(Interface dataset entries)
────────

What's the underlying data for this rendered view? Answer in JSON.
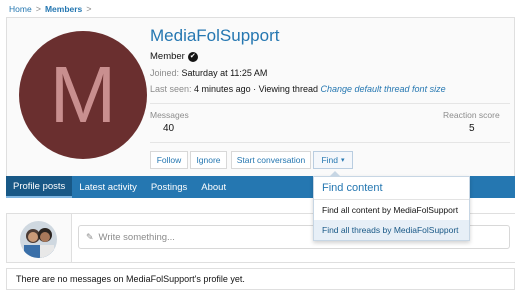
{
  "breadcrumb": {
    "home": "Home",
    "members": "Members",
    "sep": ">"
  },
  "profile": {
    "avatar_letter": "M",
    "avatar_color": "#6a2f2f",
    "username": "MediaFolSupport",
    "title": "Member",
    "verified_icon": "✔",
    "joined_label": "Joined:",
    "joined_value": "Saturday at 11:25 AM",
    "last_seen_label": "Last seen:",
    "last_seen_value": "4 minutes ago · Viewing thread",
    "last_seen_link": "Change default thread font size"
  },
  "stats": {
    "messages_label": "Messages",
    "messages_value": "40",
    "reaction_label": "Reaction score",
    "reaction_value": "5"
  },
  "actions": {
    "follow": "Follow",
    "ignore": "Ignore",
    "start_conversation": "Start conversation",
    "find": "Find",
    "caret": "▾"
  },
  "tabs": [
    "Profile posts",
    "Latest activity",
    "Postings",
    "About"
  ],
  "find_menu": {
    "title": "Find content",
    "items": [
      "Find all content by MediaFolSupport",
      "Find all threads by MediaFolSupport"
    ]
  },
  "composer": {
    "placeholder": "Write something...",
    "icon": "pencil-icon"
  },
  "notice": "There are no messages on MediaFolSupport's profile yet.",
  "colors": {
    "accent": "#2577b1",
    "tab_active": "#185886"
  }
}
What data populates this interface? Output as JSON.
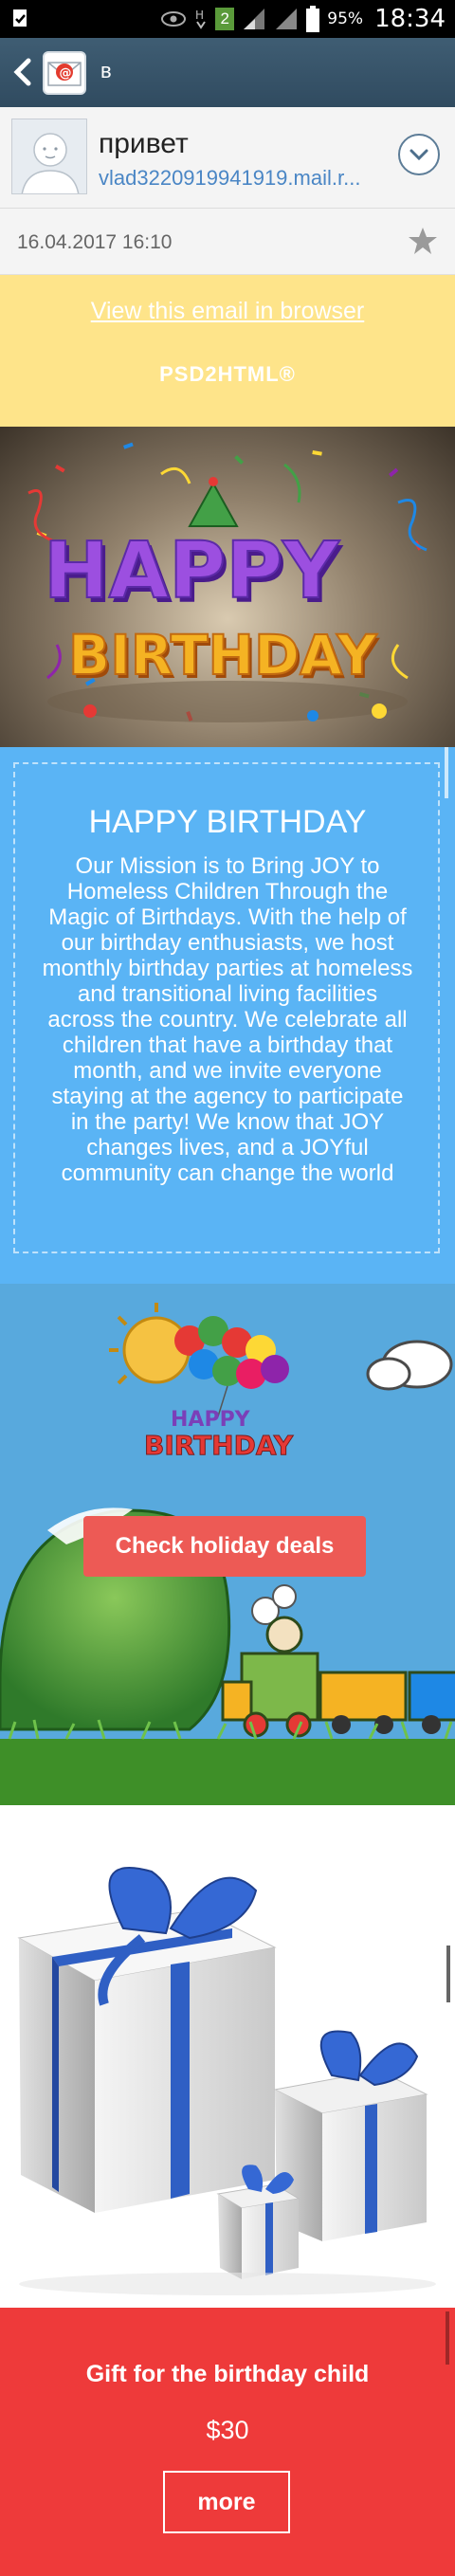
{
  "status_bar": {
    "time": "18:34",
    "battery": "95%",
    "signal_badge": "2",
    "network": "H"
  },
  "app_bar": {
    "title": "в"
  },
  "message": {
    "sender_name": "привет",
    "sender_email": "vlad3220919941919.mail.r...",
    "date": "16.04.2017  16:10"
  },
  "email": {
    "view_in_browser": "View this email in browser",
    "logo": "PSD2HTML®",
    "hero_text": "HAPPY BIRTHDAY",
    "intro": {
      "title": "HAPPY BIRTHDAY",
      "body": "Our Mission is to Bring JOY to Homeless Children Through the Magic of Birthdays. With the help of our birthday enthusiasts, we host monthly birthday parties at homeless and transitional living facilities across the country. We celebrate all children that have a birthday that month, and we invite everyone staying at the agency to participate in the party! We know that JOY changes lives, and a JOYful community can change the world"
    },
    "party": {
      "badge_text": "HAPPY BIRTHDAY",
      "button_label": "Check holiday deals"
    },
    "gift": {
      "title": "Gift for the birthday child",
      "price": "$30",
      "more_label": "more"
    }
  },
  "colors": {
    "appbar": "#304b60",
    "header_yellow": "#fee48a",
    "intro_blue": "#5ab4f5",
    "deals_button": "#ed5a55",
    "gift_red": "#ee3a3a"
  }
}
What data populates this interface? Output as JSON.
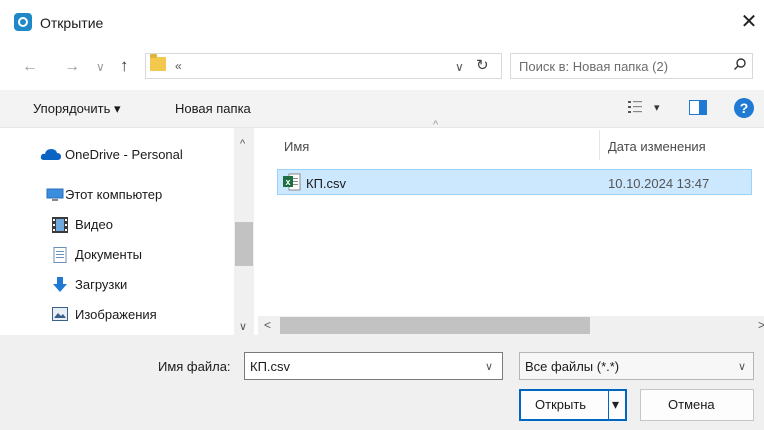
{
  "window": {
    "title": "Открытие",
    "close_glyph": "✕"
  },
  "address": {
    "back": "←",
    "forward": "→",
    "recent": "∨",
    "up": "↑",
    "crumb": "«",
    "dropdown": "∨",
    "refresh": "↻"
  },
  "search": {
    "placeholder": "Поиск в: Новая папка (2)"
  },
  "toolbar": {
    "organize": "Упорядочить ▾",
    "new_folder": "Новая папка",
    "view_arrow": "▾",
    "help": "?"
  },
  "nav": {
    "items": [
      {
        "label": "OneDrive - Personal",
        "icon": "onedrive-cloud-icon"
      },
      {
        "label": "Этот компьютер",
        "icon": "computer-icon"
      },
      {
        "label": "Видео",
        "icon": "video-icon"
      },
      {
        "label": "Документы",
        "icon": "documents-icon"
      },
      {
        "label": "Загрузки",
        "icon": "downloads-icon"
      },
      {
        "label": "Изображения",
        "icon": "pictures-icon"
      }
    ],
    "scroll_up": "^",
    "scroll_down": "∨"
  },
  "files": {
    "columns": [
      "Имя",
      "Дата изменения"
    ],
    "sort_arrow": "^",
    "rows": [
      {
        "name": "КП.csv",
        "modified": "10.10.2024 13:47",
        "icon": "excel-csv-icon",
        "selected": true
      }
    ],
    "hscroll_left": "<",
    "hscroll_right": ">"
  },
  "bottom": {
    "filename_label": "Имя файла:",
    "filename_value": "КП.csv",
    "filename_dropdown": "∨",
    "filetype_value": "Все файлы (*.*)",
    "filetype_dropdown": "∨",
    "open_label": "Открыть",
    "open_split_arrow": "▾",
    "cancel_label": "Отмена"
  },
  "colors": {
    "accent": "#0067c0",
    "selection": "#cce8ff",
    "excel_green": "#1d6f42",
    "folder": "#f2c94c"
  }
}
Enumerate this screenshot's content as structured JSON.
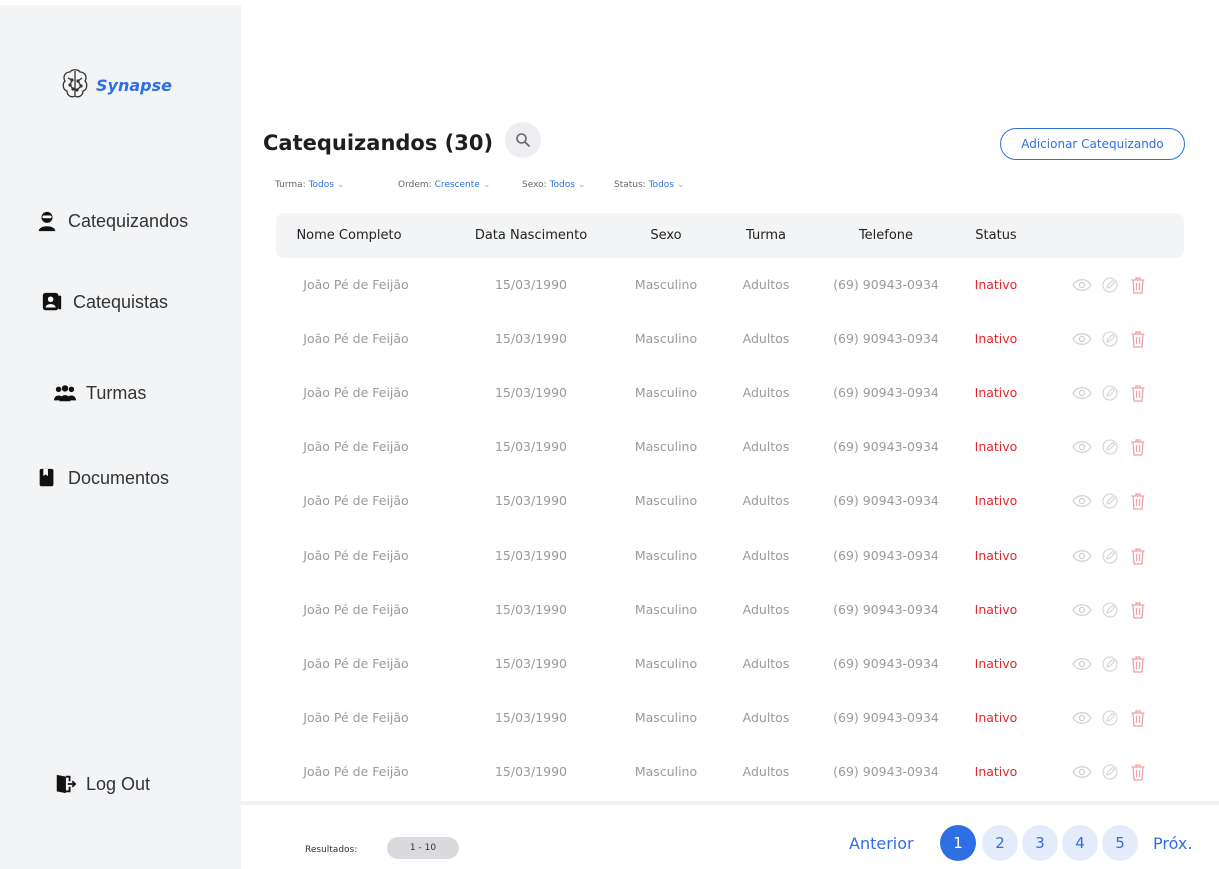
{
  "brand": {
    "name": "Synapse",
    "color": "#2f6fe4"
  },
  "sidebar": {
    "items": [
      {
        "label": "Catequizandos",
        "icon": "user-mask-icon"
      },
      {
        "label": "Catequistas",
        "icon": "contacts-book-icon"
      },
      {
        "label": "Turmas",
        "icon": "group-icon"
      },
      {
        "label": "Documentos",
        "icon": "bookmark-icon"
      }
    ],
    "logout": {
      "label": "Log Out",
      "icon": "door-exit-icon"
    }
  },
  "header": {
    "title": "Catequizandos (30)",
    "search_icon": "search-icon",
    "add_button": "Adicionar Catequizando"
  },
  "filters": [
    {
      "label": "Turma:",
      "value": "Todos"
    },
    {
      "label": "Ordem:",
      "value": "Crescente"
    },
    {
      "label": "Sexo:",
      "value": "Todos"
    },
    {
      "label": "Status:",
      "value": "Todos"
    }
  ],
  "table": {
    "columns": [
      "Nome Completo",
      "Data Nascimento",
      "Sexo",
      "Turma",
      "Telefone",
      "Status"
    ],
    "rows": [
      [
        "João Pé de Feijão",
        "15/03/1990",
        "Masculino",
        "Adultos",
        "(69) 90943-0934",
        "Inativo"
      ],
      [
        "João Pé de Feijão",
        "15/03/1990",
        "Masculino",
        "Adultos",
        "(69) 90943-0934",
        "Inativo"
      ],
      [
        "João Pé de Feijão",
        "15/03/1990",
        "Masculino",
        "Adultos",
        "(69) 90943-0934",
        "Inativo"
      ],
      [
        "João Pé de Feijão",
        "15/03/1990",
        "Masculino",
        "Adultos",
        "(69) 90943-0934",
        "Inativo"
      ],
      [
        "João Pé de Feijão",
        "15/03/1990",
        "Masculino",
        "Adultos",
        "(69) 90943-0934",
        "Inativo"
      ],
      [
        "João Pé de Feijão",
        "15/03/1990",
        "Masculino",
        "Adultos",
        "(69) 90943-0934",
        "Inativo"
      ],
      [
        "João Pé de Feijão",
        "15/03/1990",
        "Masculino",
        "Adultos",
        "(69) 90943-0934",
        "Inativo"
      ],
      [
        "João Pé de Feijão",
        "15/03/1990",
        "Masculino",
        "Adultos",
        "(69) 90943-0934",
        "Inativo"
      ],
      [
        "João Pé de Feijão",
        "15/03/1990",
        "Masculino",
        "Adultos",
        "(69) 90943-0934",
        "Inativo"
      ],
      [
        "João Pé de Feijão",
        "15/03/1990",
        "Masculino",
        "Adultos",
        "(69) 90943-0934",
        "Inativo"
      ]
    ],
    "row_actions": [
      "eye-icon",
      "edit-icon",
      "trash-icon"
    ],
    "status_color": "#e5252a"
  },
  "footer": {
    "results_label": "Resultados:",
    "results_range": "1 - 10",
    "prev": "Anterior",
    "pages": [
      "1",
      "2",
      "3",
      "4",
      "5"
    ],
    "current_page": "1",
    "next": "Próx."
  }
}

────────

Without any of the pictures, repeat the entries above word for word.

__OUTPUT OF THE TASK__.
What's the underlying data for this rendered view? Answer in JSON.
{
  "breadcrumb": {
    "home": "Home",
    "members": "Members",
    "sep": ">"
  },
  "profile": {
    "avatar_letter": "M",
    "avatar_color": "#6a2f2f",
    "username": "MediaFolSupport",
    "title": "Member",
    "verified_icon": "✔",
    "joined_label": "Joined:",
    "joined_value": "Saturday at 11:25 AM",
    "last_seen_label": "Last seen:",
    "last_seen_value": "4 minutes ago · Viewing thread",
    "last_seen_link": "Change default thread font size"
  },
  "stats": {
    "messages_label": "Messages",
    "messages_value": "40",
    "reaction_label": "Reaction score",
    "reaction_value": "5"
  },
  "actions": {
    "follow": "Follow",
    "ignore": "Ignore",
    "start_conversation": "Start conversation",
    "find": "Find",
    "caret": "▾"
  },
  "tabs": [
    "Profile posts",
    "Latest activity",
    "Postings",
    "About"
  ],
  "find_menu": {
    "title": "Find content",
    "items": [
      "Find all content by MediaFolSupport",
      "Find all threads by MediaFolSupport"
    ]
  },
  "composer": {
    "placeholder": "Write something...",
    "icon": "pencil-icon"
  },
  "notice": "There are no messages on MediaFolSupport's profile yet.",
  "colors": {
    "accent": "#2577b1",
    "tab_active": "#185886"
  }
}
What data populates this interface? Output as JSON.
{
  "status_bar": {
    "time": "18:34",
    "battery": "95%",
    "signal_badge": "2",
    "network": "H"
  },
  "app_bar": {
    "title": "в"
  },
  "message": {
    "sender_name": "привет",
    "sender_email": "vlad3220919941919.mail.r...",
    "date": "16.04.2017  16:10"
  },
  "email": {
    "view_in_browser": "View this email in browser",
    "logo": "PSD2HTML®",
    "hero_text": "HAPPY BIRTHDAY",
    "intro": {
      "title": "HAPPY BIRTHDAY",
      "body": "Our Mission is to Bring JOY to Homeless Children Through the Magic of Birthdays. With the help of our birthday enthusiasts, we host monthly birthday parties at homeless and transitional living facilities across the country. We celebrate all children that have a birthday that month, and we invite everyone staying at the agency to participate in the party! We know that JOY changes lives, and a JOYful community can change the world"
    },
    "party": {
      "badge_text": "HAPPY BIRTHDAY",
      "button_label": "Check holiday deals"
    },
    "gift": {
      "title": "Gift for the birthday child",
      "price": "$30",
      "more_label": "more"
    }
  },
  "colors": {
    "appbar": "#304b60",
    "header_yellow": "#fee48a",
    "intro_blue": "#5ab4f5",
    "deals_button": "#ed5a55",
    "gift_red": "#ee3a3a"
  }
}
What data populates this interface? Output as JSON.
{
  "window": {
    "title": "Открытие",
    "close_glyph": "✕"
  },
  "address": {
    "back": "←",
    "forward": "→",
    "recent": "∨",
    "up": "↑",
    "crumb": "«",
    "dropdown": "∨",
    "refresh": "↻"
  },
  "search": {
    "placeholder": "Поиск в: Новая папка (2)"
  },
  "toolbar": {
    "organize": "Упорядочить ▾",
    "new_folder": "Новая папка",
    "view_arrow": "▾",
    "help": "?"
  },
  "nav": {
    "items": [
      {
        "label": "OneDrive - Personal",
        "icon": "onedrive-cloud-icon"
      },
      {
        "label": "Этот компьютер",
        "icon": "computer-icon"
      },
      {
        "label": "Видео",
        "icon": "video-icon"
      },
      {
        "label": "Документы",
        "icon": "documents-icon"
      },
      {
        "label": "Загрузки",
        "icon": "downloads-icon"
      },
      {
        "label": "Изображения",
        "icon": "pictures-icon"
      }
    ],
    "scroll_up": "^",
    "scroll_down": "∨"
  },
  "files": {
    "columns": [
      "Имя",
      "Дата изменения"
    ],
    "sort_arrow": "^",
    "rows": [
      {
        "name": "КП.csv",
        "modified": "10.10.2024 13:47",
        "icon": "excel-csv-icon",
        "selected": true
      }
    ],
    "hscroll_left": "<",
    "hscroll_right": ">"
  },
  "bottom": {
    "filename_label": "Имя файла:",
    "filename_value": "КП.csv",
    "filename_dropdown": "∨",
    "filetype_value": "Все файлы (*.*)",
    "filetype_dropdown": "∨",
    "open_label": "Открыть",
    "open_split_arrow": "▾",
    "cancel_label": "Отмена"
  },
  "colors": {
    "accent": "#0067c0",
    "selection": "#cce8ff",
    "excel_green": "#1d6f42",
    "folder": "#f2c94c"
  }
}
Enumerate this screenshot's content as structured JSON.
{
  "brand": {
    "name": "Synapse",
    "color": "#2f6fe4"
  },
  "sidebar": {
    "items": [
      {
        "label": "Catequizandos",
        "icon": "user-mask-icon"
      },
      {
        "label": "Catequistas",
        "icon": "contacts-book-icon"
      },
      {
        "label": "Turmas",
        "icon": "group-icon"
      },
      {
        "label": "Documentos",
        "icon": "bookmark-icon"
      }
    ],
    "logout": {
      "label": "Log Out",
      "icon": "door-exit-icon"
    }
  },
  "header": {
    "title": "Catequizandos (30)",
    "search_icon": "search-icon",
    "add_button": "Adicionar Catequizando"
  },
  "filters": [
    {
      "label": "Turma:",
      "value": "Todos"
    },
    {
      "label": "Ordem:",
      "value": "Crescente"
    },
    {
      "label": "Sexo:",
      "value": "Todos"
    },
    {
      "label": "Status:",
      "value": "Todos"
    }
  ],
  "table": {
    "columns": [
      "Nome Completo",
      "Data Nascimento",
      "Sexo",
      "Turma",
      "Telefone",
      "Status"
    ],
    "rows": [
      [
        "João Pé de Feijão",
        "15/03/1990",
        "Masculino",
        "Adultos",
        "(69) 90943-0934",
        "Inativo"
      ],
      [
        "João Pé de Feijão",
        "15/03/1990",
        "Masculino",
        "Adultos",
        "(69) 90943-0934",
        "Inativo"
      ],
      [
        "João Pé de Feijão",
        "15/03/1990",
        "Masculino",
        "Adultos",
        "(69) 90943-0934",
        "Inativo"
      ],
      [
        "João Pé de Feijão",
        "15/03/1990",
        "Masculino",
        "Adultos",
        "(69) 90943-0934",
        "Inativo"
      ],
      [
        "João Pé de Feijão",
        "15/03/1990",
        "Masculino",
        "Adultos",
        "(69) 90943-0934",
        "Inativo"
      ],
      [
        "João Pé de Feijão",
        "15/03/1990",
        "Masculino",
        "Adultos",
        "(69) 90943-0934",
        "Inativo"
      ],
      [
        "João Pé de Feijão",
        "15/03/1990",
        "Masculino",
        "Adultos",
        "(69) 90943-0934",
        "Inativo"
      ],
      [
        "João Pé de Feijão",
        "15/03/1990",
        "Masculino",
        "Adultos",
        "(69) 90943-0934",
        "Inativo"
      ],
      [
        "João Pé de Feijão",
        "15/03/1990",
        "Masculino",
        "Adultos",
        "(69) 90943-0934",
        "Inativo"
      ],
      [
        "João Pé de Feijão",
        "15/03/1990",
        "Masculino",
        "Adultos",
        "(69) 90943-0934",
        "Inativo"
      ]
    ],
    "row_actions": [
      "eye-icon",
      "edit-icon",
      "trash-icon"
    ],
    "status_color": "#e5252a"
  },
  "footer": {
    "results_label": "Resultados:",
    "results_range": "1 - 10",
    "prev": "Anterior",
    "pages": [
      "1",
      "2",
      "3",
      "4",
      "5"
    ],
    "current_page": "1",
    "next": "Próx."
  }
}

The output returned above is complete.